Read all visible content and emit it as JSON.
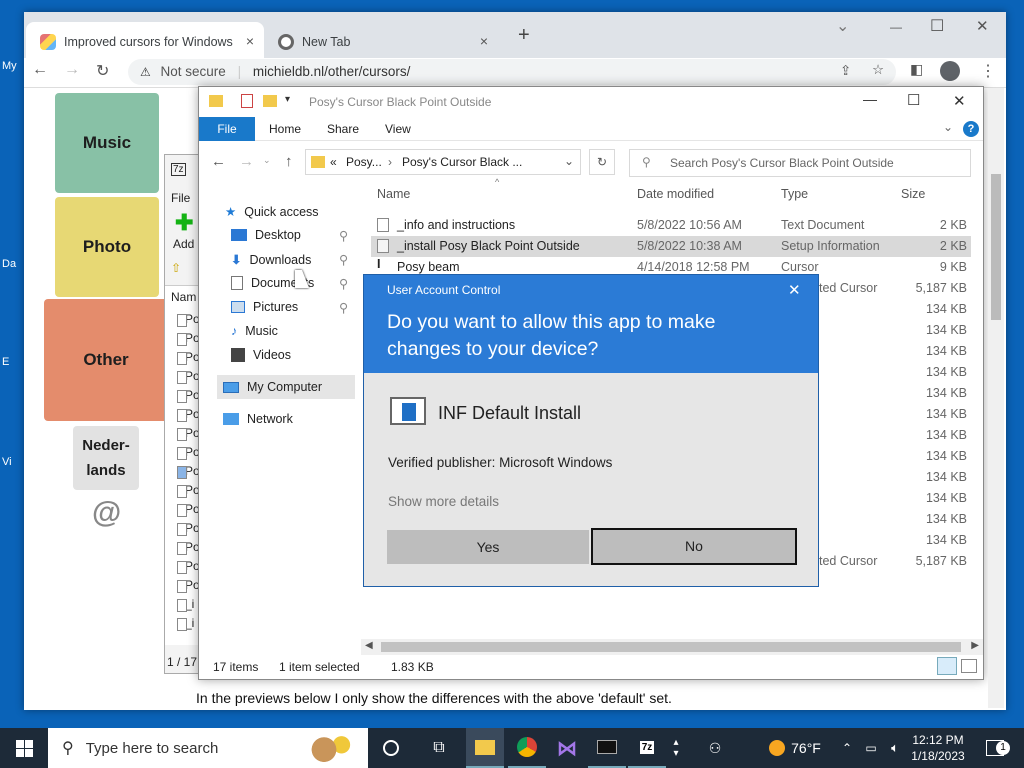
{
  "desktop": {
    "labels": [
      "My",
      "Da",
      "E",
      "Vi"
    ]
  },
  "browser": {
    "tabs": [
      {
        "title": "Improved cursors for Windows 1",
        "close": "×"
      },
      {
        "title": "New Tab",
        "close": "×"
      }
    ],
    "new_tab": "+",
    "window_controls": {
      "minimize": "—",
      "maximize": "☐",
      "close": "✕",
      "dropdown": "⌄"
    },
    "not_secure": "Not secure",
    "url": "michieldb.nl/other/cursors/",
    "nav": {
      "back": "←",
      "forward": "→",
      "reload": "↻"
    }
  },
  "page": {
    "tiles": [
      "Music",
      "Photo",
      "Other"
    ],
    "lang_tile": "Neder-\nlands",
    "at_symbol": "@",
    "footer_text": "In the previews below I only show the differences with the above 'default' set.",
    "sevenzip": {
      "file_menu": "File",
      "add": "Add",
      "name_header": "Nam",
      "rows": [
        "Po",
        "Po",
        "Po",
        "Po",
        "Po",
        "Po",
        "Po",
        "Po",
        "Po",
        "Po",
        "Po",
        "Po",
        "Po",
        "Po",
        "Po",
        "_i",
        "_i"
      ],
      "status": "1 / 17"
    }
  },
  "explorer": {
    "title": "Posy's Cursor Black Point Outside",
    "ribbon": {
      "file": "File",
      "home": "Home",
      "share": "Share",
      "view": "View"
    },
    "breadcrumb": {
      "prefix": "«",
      "parent": "Posy...",
      "current": "Posy's Cursor Black ..."
    },
    "search_placeholder": "Search Posy's Cursor Black Point Outside",
    "nav": {
      "quick_access": "Quick access",
      "desktop": "Desktop",
      "downloads": "Downloads",
      "documents": "Documents",
      "pictures": "Pictures",
      "music": "Music",
      "videos": "Videos",
      "my_computer": "My Computer",
      "network": "Network"
    },
    "columns": {
      "name": "Name",
      "date": "Date modified",
      "type": "Type",
      "size": "Size"
    },
    "files": [
      {
        "name": "_info and instructions",
        "date": "5/8/2022 10:56 AM",
        "type": "Text Document",
        "size": "2 KB"
      },
      {
        "name": "_install Posy Black Point Outside",
        "date": "5/8/2022 10:38 AM",
        "type": "Setup Information",
        "size": "2 KB"
      },
      {
        "name": "Posy beam",
        "date": "4/14/2018 12:58 PM",
        "type": "Cursor",
        "size": "9 KB"
      }
    ],
    "partial_types": [
      "ted Cursor",
      "ted Cursor"
    ],
    "sizes": [
      "5,187 KB",
      "134 KB",
      "134 KB",
      "134 KB",
      "134 KB",
      "134 KB",
      "134 KB",
      "134 KB",
      "134 KB",
      "134 KB",
      "134 KB",
      "134 KB",
      "134 KB",
      "5,187 KB"
    ],
    "status": {
      "items": "17 items",
      "selected": "1 item selected",
      "size": "1.83 KB"
    }
  },
  "uac": {
    "title": "User Account Control",
    "question": "Do you want to allow this app to make changes to your device?",
    "app_name": "INF Default Install",
    "publisher": "Verified publisher: Microsoft Windows",
    "more_details": "Show more details",
    "yes": "Yes",
    "no": "No",
    "close": "✕"
  },
  "taskbar": {
    "search_placeholder": "Type here to search",
    "weather": "76°F",
    "time": "12:12 PM",
    "date": "1/18/2023",
    "notification_count": "1"
  }
}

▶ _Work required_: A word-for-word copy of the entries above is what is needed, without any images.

▶ _Response to the exercise_:
Read all visible content and emit it as JSON.
{
  "desktop": {
    "labels": [
      "My",
      "Da",
      "E",
      "Vi"
    ]
  },
  "browser": {
    "tabs": [
      {
        "title": "Improved cursors for Windows 1",
        "close": "×"
      },
      {
        "title": "New Tab",
        "close": "×"
      }
    ],
    "new_tab": "+",
    "window_controls": {
      "minimize": "—",
      "maximize": "☐",
      "close": "✕",
      "dropdown": "⌄"
    },
    "not_secure": "Not secure",
    "url": "michieldb.nl/other/cursors/",
    "nav": {
      "back": "←",
      "forward": "→",
      "reload": "↻"
    }
  },
  "page": {
    "tiles": [
      "Music",
      "Photo",
      "Other"
    ],
    "lang_tile": "Neder-\nlands",
    "at_symbol": "@",
    "footer_text": "In the previews below I only show the differences with the above 'default' set.",
    "sevenzip": {
      "file_menu": "File",
      "add": "Add",
      "name_header": "Nam",
      "rows": [
        "Po",
        "Po",
        "Po",
        "Po",
        "Po",
        "Po",
        "Po",
        "Po",
        "Po",
        "Po",
        "Po",
        "Po",
        "Po",
        "Po",
        "Po",
        "_i",
        "_i"
      ],
      "status": "1 / 17"
    }
  },
  "explorer": {
    "title": "Posy's Cursor Black Point Outside",
    "ribbon": {
      "file": "File",
      "home": "Home",
      "share": "Share",
      "view": "View"
    },
    "breadcrumb": {
      "prefix": "«",
      "parent": "Posy...",
      "current": "Posy's Cursor Black ..."
    },
    "search_placeholder": "Search Posy's Cursor Black Point Outside",
    "nav": {
      "quick_access": "Quick access",
      "desktop": "Desktop",
      "downloads": "Downloads",
      "documents": "Documents",
      "pictures": "Pictures",
      "music": "Music",
      "videos": "Videos",
      "my_computer": "My Computer",
      "network": "Network"
    },
    "columns": {
      "name": "Name",
      "date": "Date modified",
      "type": "Type",
      "size": "Size"
    },
    "files": [
      {
        "name": "_info and instructions",
        "date": "5/8/2022 10:56 AM",
        "type": "Text Document",
        "size": "2 KB"
      },
      {
        "name": "_install Posy Black Point Outside",
        "date": "5/8/2022 10:38 AM",
        "type": "Setup Information",
        "size": "2 KB"
      },
      {
        "name": "Posy beam",
        "date": "4/14/2018 12:58 PM",
        "type": "Cursor",
        "size": "9 KB"
      }
    ],
    "partial_types": [
      "ted Cursor",
      "ted Cursor"
    ],
    "sizes": [
      "5,187 KB",
      "134 KB",
      "134 KB",
      "134 KB",
      "134 KB",
      "134 KB",
      "134 KB",
      "134 KB",
      "134 KB",
      "134 KB",
      "134 KB",
      "134 KB",
      "134 KB",
      "5,187 KB"
    ],
    "status": {
      "items": "17 items",
      "selected": "1 item selected",
      "size": "1.83 KB"
    }
  },
  "uac": {
    "title": "User Account Control",
    "question": "Do you want to allow this app to make changes to your device?",
    "app_name": "INF Default Install",
    "publisher": "Verified publisher: Microsoft Windows",
    "more_details": "Show more details",
    "yes": "Yes",
    "no": "No",
    "close": "✕"
  },
  "taskbar": {
    "search_placeholder": "Type here to search",
    "weather": "76°F",
    "time": "12:12 PM",
    "date": "1/18/2023",
    "notification_count": "1"
  }
}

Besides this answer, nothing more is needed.